FILE - tumwater

A landscape view of Tumwater Falls in Tumwater, Washington.

(The Center Square) – The city of Tumwater had the largest increase in sales tax revenue last year among Washington municipalities, according to a new report from the Office of the Washington State Auditor.

Tumwater’s sales tax collection was more than $3 million more than the year before, increasing from $10.8 million to $13.9 million; a 28.5% increase.

“Higher sales tax receipts are a good indication of economic growth,” University of Central Arkansas economist Jeremy Horpedahl said.

There are some exceptions to that, however, including the federal government’s large “injection of cash to consumers outside of economic growth,” Horpedahl said.

Overall sales tax collection in Washington was down 4.5% last year, for a $76.7 million decline. However, the auditor’s office reported “167 of 272 cities (that's over 60%) saw an increase in their sales tax collections over pre-pandemic 2019."

“We think each city has its own story that explains the increase or decrease," the report said. "We shouldn’t assume any one factor is responsible for changes.”

Tumwater’s long-serving Mayor Pete Kmet believes construction helped drive the bump in sales tax revenue.

“We have had a significant increase in construction activity, especially single-family housing, with more than double the number of housing units being built per year over the last couple of years," Kmet said. "One-time construction sales tax and related furnishings are up significantly as a consequence.”

Kmet said that although such things are “difficult to quantify, we also believe we have benefited from strong online sales and destination-based sales taxes.”

Then there is the government presence, with the city’s close proximity to Olympia.

“We have a strong State employee base in our community, with several State agencies located in Tumwater," Kmet said. "With many State employees living and working (and spending) in Tumwater, this tends to stabilize large ups and downs in our economy. The pandemic also appears to have driven a number of one-time state agency purchases for goods and services related to the pandemic.

“Federal funding has definitely helped bridge the uncertainty and initial revenue loss caused by the pandemic,” he said.

Kmet pointed out that sales tax receipts are not the whole story of tax collection in Tumwater.

“We are still planning for and seeing about a 5 to 7% drop in overall revenue as a result of the pandemic,” he said, and thus the Tumwater city government is “being careful to control expenditures and gradually ramp back up services as revenue improves.”

Regional Editor

Jeremy Lott is a regional editor at The Center Square overseeing the Pacific Northwest.
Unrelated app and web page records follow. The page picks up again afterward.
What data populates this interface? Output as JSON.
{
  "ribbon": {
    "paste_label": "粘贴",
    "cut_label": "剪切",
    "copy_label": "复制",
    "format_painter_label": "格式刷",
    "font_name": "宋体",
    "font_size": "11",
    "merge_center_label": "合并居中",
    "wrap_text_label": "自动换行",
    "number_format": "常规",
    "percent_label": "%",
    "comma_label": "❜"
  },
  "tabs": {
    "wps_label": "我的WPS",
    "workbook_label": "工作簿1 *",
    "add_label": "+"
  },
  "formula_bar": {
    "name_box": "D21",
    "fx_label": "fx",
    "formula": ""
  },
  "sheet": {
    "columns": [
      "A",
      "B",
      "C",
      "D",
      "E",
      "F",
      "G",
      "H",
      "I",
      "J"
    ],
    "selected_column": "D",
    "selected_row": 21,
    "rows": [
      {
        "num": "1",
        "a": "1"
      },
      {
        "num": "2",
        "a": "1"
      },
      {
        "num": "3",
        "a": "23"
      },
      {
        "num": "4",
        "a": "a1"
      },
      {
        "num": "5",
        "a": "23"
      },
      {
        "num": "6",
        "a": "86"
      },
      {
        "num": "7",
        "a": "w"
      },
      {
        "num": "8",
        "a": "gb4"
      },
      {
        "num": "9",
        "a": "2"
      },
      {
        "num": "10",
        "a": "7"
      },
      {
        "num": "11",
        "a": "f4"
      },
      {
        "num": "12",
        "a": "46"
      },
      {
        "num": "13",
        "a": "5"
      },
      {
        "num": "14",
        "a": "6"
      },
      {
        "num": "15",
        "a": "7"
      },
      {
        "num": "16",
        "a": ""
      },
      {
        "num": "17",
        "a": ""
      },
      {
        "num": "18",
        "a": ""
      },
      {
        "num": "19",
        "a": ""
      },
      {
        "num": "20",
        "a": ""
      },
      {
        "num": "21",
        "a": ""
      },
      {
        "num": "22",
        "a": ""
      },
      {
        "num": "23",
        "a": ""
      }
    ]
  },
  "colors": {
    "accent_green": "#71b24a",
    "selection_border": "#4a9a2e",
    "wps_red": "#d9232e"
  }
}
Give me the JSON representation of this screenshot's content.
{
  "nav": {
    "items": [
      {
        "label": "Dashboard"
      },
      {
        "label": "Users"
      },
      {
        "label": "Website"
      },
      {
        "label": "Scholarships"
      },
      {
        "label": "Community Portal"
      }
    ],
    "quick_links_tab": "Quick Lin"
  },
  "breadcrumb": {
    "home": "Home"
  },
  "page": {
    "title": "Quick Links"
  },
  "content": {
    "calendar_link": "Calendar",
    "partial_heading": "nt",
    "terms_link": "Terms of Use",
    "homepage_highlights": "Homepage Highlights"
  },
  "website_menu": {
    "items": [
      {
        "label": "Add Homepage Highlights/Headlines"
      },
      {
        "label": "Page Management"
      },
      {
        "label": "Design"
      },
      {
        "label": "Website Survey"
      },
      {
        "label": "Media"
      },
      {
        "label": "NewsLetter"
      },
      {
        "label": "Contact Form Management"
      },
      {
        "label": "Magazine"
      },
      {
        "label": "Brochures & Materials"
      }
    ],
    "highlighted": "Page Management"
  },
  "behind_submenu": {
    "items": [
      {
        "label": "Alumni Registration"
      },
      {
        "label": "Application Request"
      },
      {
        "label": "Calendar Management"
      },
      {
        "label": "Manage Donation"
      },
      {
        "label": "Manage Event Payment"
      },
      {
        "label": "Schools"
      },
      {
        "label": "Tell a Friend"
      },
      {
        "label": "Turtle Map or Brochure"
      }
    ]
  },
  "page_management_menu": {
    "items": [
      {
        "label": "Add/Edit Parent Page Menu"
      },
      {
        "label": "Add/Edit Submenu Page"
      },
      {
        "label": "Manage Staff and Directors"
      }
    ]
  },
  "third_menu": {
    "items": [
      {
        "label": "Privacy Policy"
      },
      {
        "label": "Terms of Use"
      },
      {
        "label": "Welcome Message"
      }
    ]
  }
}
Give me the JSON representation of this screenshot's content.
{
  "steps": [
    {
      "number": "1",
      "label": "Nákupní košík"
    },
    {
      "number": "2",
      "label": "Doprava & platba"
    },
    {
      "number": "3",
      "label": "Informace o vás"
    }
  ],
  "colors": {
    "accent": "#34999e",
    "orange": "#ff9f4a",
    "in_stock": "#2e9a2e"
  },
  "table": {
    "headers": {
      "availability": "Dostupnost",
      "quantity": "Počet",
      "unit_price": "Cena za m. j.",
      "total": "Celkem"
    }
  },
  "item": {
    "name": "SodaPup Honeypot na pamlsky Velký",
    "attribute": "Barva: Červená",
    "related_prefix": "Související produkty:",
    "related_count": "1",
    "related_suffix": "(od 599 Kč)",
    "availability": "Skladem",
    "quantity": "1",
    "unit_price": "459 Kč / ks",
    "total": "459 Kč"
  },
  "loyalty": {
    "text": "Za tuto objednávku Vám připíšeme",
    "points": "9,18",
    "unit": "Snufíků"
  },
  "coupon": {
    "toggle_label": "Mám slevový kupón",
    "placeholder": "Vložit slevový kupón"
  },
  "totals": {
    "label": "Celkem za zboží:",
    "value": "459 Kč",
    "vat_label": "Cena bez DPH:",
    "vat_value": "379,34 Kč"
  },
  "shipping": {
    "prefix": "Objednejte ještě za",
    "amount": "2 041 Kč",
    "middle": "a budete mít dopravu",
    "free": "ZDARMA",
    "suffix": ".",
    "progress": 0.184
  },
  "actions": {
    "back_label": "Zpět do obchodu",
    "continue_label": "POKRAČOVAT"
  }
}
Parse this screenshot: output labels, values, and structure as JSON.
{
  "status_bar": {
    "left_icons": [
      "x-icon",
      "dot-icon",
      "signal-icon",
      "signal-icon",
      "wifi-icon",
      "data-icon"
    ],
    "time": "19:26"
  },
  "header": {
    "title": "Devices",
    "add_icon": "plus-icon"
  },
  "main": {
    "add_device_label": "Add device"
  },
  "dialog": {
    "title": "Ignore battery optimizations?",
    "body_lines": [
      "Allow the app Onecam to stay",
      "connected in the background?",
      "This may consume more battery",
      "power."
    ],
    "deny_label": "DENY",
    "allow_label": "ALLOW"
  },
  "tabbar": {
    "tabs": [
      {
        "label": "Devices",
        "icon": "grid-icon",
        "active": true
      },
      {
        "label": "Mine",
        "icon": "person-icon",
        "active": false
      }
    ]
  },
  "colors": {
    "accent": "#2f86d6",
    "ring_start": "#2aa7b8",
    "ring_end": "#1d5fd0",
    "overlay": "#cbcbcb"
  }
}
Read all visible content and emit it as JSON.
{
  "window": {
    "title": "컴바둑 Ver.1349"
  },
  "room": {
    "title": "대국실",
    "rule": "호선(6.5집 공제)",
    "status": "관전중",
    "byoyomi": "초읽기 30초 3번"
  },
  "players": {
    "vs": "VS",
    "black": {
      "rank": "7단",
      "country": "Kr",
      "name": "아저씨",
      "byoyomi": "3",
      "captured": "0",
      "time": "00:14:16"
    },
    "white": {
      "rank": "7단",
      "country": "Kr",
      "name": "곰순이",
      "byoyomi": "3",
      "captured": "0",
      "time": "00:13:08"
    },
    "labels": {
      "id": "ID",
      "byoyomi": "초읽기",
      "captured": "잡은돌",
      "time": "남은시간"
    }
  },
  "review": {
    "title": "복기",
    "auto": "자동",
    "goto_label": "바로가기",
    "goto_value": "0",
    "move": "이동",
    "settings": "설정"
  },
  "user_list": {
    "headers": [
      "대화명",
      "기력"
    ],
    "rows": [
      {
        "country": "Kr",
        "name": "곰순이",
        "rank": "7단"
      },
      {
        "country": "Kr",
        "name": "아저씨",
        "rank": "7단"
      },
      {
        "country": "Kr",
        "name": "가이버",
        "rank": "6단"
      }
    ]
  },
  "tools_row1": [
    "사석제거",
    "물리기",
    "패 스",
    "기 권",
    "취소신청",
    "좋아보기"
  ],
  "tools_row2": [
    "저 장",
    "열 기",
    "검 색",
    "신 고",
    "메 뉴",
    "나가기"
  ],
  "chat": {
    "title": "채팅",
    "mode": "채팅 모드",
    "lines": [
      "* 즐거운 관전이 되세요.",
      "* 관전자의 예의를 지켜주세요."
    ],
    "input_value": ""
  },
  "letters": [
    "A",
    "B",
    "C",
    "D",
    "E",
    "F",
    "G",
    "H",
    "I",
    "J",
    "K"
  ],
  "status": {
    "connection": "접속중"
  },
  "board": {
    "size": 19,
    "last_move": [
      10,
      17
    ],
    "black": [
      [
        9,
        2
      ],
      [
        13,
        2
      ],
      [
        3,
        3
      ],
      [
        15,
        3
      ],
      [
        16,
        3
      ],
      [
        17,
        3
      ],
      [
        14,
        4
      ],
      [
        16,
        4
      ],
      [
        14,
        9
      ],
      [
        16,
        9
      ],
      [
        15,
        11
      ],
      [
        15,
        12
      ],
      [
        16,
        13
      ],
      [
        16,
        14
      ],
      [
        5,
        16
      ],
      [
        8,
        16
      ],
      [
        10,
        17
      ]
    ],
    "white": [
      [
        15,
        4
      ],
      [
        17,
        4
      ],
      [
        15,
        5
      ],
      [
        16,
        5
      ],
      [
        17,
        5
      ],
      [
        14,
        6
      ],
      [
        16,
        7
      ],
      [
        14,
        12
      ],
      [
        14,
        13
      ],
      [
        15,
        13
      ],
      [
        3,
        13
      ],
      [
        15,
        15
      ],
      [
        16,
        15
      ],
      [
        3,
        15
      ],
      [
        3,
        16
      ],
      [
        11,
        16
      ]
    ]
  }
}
Lott previously worked as an editor for a number of publications and founded three of the Real Clear Politics family of websites.